> **TRY IT**: Go through the records below and tally the lines that include "data". Answer with the number only.

> **GIVEN RECORDS**:
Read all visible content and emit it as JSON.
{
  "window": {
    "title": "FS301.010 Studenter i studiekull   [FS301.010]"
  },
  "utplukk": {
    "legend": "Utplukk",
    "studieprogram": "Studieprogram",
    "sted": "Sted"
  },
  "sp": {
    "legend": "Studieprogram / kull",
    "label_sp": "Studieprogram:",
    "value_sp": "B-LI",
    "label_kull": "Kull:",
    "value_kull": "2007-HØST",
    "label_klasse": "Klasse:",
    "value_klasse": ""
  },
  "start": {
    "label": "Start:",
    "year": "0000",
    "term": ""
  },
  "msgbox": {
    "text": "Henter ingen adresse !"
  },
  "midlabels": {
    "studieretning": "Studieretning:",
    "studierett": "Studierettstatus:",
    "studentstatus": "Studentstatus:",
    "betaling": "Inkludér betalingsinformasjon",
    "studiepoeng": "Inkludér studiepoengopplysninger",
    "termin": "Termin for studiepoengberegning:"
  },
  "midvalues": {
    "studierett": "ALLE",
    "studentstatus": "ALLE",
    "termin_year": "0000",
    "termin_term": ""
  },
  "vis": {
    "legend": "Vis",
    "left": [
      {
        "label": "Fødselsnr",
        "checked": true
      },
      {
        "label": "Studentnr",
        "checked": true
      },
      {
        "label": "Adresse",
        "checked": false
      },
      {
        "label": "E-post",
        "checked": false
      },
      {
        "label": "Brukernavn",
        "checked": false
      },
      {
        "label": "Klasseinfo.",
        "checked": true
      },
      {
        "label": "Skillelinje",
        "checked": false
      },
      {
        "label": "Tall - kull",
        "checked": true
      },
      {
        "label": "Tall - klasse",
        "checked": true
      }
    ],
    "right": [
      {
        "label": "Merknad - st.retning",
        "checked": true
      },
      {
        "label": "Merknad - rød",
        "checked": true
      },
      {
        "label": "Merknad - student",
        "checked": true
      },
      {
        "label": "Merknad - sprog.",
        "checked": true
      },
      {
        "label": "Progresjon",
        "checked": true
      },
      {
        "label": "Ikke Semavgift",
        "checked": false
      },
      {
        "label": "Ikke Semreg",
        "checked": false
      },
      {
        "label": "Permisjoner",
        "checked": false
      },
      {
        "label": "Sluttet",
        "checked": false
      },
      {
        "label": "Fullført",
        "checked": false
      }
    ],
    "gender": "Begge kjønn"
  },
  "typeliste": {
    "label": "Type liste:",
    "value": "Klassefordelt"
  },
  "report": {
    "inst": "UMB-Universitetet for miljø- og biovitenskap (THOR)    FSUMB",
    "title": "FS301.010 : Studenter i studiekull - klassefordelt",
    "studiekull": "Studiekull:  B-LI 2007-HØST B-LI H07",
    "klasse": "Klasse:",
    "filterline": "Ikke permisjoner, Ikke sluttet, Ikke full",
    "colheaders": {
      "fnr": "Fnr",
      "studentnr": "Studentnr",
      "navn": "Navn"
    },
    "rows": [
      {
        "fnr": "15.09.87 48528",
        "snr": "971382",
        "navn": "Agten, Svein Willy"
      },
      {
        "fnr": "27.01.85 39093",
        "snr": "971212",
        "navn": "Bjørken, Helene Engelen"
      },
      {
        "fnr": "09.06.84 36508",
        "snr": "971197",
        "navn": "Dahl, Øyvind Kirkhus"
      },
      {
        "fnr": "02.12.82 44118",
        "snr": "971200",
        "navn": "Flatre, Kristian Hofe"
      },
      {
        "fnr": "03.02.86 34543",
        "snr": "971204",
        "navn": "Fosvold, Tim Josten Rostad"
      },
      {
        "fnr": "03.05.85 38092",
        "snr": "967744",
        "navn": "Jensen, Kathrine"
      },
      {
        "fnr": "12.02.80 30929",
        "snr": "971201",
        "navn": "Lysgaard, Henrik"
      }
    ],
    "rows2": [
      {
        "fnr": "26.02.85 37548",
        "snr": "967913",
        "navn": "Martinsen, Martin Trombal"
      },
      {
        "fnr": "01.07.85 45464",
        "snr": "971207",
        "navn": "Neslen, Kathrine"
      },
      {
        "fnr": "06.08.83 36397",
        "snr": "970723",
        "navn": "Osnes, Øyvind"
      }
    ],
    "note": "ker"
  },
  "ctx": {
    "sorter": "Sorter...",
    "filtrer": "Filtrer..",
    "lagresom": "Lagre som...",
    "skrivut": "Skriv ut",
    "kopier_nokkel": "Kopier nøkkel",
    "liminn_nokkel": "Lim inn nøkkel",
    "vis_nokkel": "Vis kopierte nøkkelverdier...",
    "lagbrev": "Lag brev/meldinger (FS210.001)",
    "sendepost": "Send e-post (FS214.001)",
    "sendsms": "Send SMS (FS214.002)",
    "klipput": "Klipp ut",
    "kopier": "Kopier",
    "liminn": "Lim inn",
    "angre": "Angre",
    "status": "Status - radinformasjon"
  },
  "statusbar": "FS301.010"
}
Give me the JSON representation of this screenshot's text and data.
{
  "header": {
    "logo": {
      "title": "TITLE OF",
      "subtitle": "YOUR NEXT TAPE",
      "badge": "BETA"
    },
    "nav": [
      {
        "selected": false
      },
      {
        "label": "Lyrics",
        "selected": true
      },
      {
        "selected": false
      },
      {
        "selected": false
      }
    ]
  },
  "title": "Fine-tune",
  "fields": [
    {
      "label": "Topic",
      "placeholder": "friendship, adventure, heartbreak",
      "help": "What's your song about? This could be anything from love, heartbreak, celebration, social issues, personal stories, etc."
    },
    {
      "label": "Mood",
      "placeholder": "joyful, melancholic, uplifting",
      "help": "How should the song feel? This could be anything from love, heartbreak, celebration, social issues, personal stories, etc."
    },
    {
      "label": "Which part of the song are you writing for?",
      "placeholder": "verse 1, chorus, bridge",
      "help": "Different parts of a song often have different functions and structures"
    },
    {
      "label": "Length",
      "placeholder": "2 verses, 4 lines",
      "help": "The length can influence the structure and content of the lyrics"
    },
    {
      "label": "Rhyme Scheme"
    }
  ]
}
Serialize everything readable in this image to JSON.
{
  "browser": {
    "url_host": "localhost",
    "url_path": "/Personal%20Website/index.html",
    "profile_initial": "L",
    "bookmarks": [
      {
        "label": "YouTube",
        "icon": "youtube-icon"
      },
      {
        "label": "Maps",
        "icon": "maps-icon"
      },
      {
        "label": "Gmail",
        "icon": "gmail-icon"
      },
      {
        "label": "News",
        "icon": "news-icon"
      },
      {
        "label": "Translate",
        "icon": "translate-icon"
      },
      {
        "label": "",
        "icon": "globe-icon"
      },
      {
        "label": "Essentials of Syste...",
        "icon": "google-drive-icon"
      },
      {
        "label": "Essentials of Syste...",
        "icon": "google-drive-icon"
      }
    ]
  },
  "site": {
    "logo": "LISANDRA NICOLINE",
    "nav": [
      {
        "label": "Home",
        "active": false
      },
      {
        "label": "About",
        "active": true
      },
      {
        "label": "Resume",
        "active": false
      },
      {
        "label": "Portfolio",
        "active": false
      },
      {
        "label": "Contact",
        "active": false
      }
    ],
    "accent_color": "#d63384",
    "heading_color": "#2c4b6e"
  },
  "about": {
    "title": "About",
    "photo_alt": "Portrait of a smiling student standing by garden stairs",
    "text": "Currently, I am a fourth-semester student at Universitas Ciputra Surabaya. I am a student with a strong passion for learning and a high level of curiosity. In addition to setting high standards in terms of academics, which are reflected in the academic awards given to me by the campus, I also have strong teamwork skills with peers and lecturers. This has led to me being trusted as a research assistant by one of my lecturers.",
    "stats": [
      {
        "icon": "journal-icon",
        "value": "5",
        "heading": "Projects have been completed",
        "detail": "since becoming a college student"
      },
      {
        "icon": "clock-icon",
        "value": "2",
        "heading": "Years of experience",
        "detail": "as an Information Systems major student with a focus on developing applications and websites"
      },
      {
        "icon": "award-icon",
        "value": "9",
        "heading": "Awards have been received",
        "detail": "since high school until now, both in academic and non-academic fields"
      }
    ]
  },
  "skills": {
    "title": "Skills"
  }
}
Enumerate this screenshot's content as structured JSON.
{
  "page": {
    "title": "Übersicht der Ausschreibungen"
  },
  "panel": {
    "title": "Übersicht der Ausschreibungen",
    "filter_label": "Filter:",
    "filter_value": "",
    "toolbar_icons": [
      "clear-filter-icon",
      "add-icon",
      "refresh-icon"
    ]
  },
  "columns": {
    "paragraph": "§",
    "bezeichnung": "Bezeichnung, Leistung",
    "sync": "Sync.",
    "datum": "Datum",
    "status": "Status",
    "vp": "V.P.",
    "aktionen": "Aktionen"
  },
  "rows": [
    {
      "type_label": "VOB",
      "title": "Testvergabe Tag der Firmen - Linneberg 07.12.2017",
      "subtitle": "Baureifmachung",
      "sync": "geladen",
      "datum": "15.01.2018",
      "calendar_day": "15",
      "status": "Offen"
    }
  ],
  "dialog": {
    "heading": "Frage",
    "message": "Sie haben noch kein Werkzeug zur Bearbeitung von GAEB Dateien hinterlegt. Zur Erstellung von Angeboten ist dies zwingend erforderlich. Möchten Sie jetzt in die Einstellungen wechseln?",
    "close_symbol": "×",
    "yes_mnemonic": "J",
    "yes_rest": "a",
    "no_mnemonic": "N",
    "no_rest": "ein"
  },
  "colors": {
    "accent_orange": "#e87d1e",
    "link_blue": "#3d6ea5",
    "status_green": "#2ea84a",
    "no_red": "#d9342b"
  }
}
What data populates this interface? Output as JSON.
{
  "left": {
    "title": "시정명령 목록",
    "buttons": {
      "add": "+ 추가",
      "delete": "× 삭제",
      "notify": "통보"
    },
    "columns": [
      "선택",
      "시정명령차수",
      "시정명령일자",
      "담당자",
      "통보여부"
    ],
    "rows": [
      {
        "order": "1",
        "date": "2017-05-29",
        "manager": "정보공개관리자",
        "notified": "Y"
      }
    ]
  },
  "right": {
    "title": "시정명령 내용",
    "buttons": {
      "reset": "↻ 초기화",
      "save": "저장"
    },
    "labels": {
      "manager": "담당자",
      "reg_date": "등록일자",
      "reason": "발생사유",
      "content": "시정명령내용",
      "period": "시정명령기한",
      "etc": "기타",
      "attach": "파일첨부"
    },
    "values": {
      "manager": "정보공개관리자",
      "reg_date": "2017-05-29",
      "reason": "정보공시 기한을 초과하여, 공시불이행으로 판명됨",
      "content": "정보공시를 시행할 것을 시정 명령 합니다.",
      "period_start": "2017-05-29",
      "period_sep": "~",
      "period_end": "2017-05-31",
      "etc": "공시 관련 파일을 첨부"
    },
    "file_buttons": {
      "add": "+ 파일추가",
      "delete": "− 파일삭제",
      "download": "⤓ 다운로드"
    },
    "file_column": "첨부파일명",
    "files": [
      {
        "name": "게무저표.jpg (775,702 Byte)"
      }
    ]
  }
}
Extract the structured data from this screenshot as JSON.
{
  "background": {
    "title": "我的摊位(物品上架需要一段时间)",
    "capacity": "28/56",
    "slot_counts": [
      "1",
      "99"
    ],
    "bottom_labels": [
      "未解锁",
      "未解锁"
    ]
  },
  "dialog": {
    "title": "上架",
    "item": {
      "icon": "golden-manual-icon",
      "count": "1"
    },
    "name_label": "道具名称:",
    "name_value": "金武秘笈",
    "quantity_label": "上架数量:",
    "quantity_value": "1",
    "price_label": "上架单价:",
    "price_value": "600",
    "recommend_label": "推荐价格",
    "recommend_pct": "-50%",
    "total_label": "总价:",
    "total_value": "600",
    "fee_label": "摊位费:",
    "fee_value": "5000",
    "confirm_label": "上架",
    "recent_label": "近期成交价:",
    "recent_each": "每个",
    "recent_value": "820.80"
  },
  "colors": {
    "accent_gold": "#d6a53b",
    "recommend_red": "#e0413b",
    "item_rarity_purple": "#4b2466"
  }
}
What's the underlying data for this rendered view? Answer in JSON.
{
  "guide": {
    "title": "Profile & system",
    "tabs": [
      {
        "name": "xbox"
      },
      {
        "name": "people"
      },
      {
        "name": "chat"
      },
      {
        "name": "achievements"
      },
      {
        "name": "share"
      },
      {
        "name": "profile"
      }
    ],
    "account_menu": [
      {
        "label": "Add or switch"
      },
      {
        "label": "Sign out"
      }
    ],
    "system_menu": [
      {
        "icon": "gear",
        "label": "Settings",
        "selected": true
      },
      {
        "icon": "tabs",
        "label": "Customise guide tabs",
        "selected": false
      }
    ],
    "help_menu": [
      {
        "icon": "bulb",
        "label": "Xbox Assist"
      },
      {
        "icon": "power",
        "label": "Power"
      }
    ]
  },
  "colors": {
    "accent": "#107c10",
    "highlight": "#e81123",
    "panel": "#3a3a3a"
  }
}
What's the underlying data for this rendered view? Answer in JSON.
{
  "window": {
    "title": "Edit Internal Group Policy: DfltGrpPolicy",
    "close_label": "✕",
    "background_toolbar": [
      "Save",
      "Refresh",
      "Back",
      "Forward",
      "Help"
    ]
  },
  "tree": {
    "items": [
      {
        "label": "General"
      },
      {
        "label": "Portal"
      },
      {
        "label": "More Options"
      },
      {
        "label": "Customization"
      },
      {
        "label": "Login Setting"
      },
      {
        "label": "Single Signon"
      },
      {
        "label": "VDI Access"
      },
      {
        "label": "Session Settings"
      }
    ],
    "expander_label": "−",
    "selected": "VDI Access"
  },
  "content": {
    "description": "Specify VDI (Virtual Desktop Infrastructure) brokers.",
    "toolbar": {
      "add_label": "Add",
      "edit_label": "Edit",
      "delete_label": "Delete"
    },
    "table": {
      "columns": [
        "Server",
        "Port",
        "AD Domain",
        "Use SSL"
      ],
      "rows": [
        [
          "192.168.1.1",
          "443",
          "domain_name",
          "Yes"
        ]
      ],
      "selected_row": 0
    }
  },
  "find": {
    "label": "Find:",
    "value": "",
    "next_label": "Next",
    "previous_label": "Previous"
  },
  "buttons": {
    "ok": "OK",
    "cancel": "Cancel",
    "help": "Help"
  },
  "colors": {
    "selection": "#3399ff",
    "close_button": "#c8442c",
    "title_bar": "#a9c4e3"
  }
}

> **SOLUTION BELOW**: 5